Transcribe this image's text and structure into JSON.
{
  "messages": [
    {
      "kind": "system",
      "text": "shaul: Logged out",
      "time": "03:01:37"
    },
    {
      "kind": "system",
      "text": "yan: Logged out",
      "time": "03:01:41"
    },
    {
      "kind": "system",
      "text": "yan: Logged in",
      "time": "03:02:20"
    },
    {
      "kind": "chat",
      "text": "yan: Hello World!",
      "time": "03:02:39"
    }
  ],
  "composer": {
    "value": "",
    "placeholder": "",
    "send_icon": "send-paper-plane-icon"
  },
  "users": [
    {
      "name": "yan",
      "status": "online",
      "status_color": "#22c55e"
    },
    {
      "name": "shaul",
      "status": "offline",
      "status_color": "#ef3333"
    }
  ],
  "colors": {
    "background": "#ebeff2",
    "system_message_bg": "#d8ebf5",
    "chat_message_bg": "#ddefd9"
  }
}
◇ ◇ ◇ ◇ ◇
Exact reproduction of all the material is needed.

**ANSWER BOX:**
Transcribe this image's text and structure into JSON.
{
  "messages": [
    {
      "kind": "system",
      "text": "shaul: Logged out",
      "time": "03:01:37"
    },
    {
      "kind": "system",
      "text": "yan: Logged out",
      "time": "03:01:41"
    },
    {
      "kind": "system",
      "text": "yan: Logged in",
      "time": "03:02:20"
    },
    {
      "kind": "chat",
      "text": "yan: Hello World!",
      "time": "03:02:39"
    }
  ],
  "composer": {
    "value": "",
    "placeholder": "",
    "send_icon": "send-paper-plane-icon"
  },
  "users": [
    {
      "name": "yan",
      "status": "online",
      "status_color": "#22c55e"
    },
    {
      "name": "shaul",
      "status": "offline",
      "status_color": "#ef3333"
    }
  ],
  "colors": {
    "background": "#ebeff2",
    "system_message_bg": "#d8ebf5",
    "chat_message_bg": "#ddefd9"
  }
}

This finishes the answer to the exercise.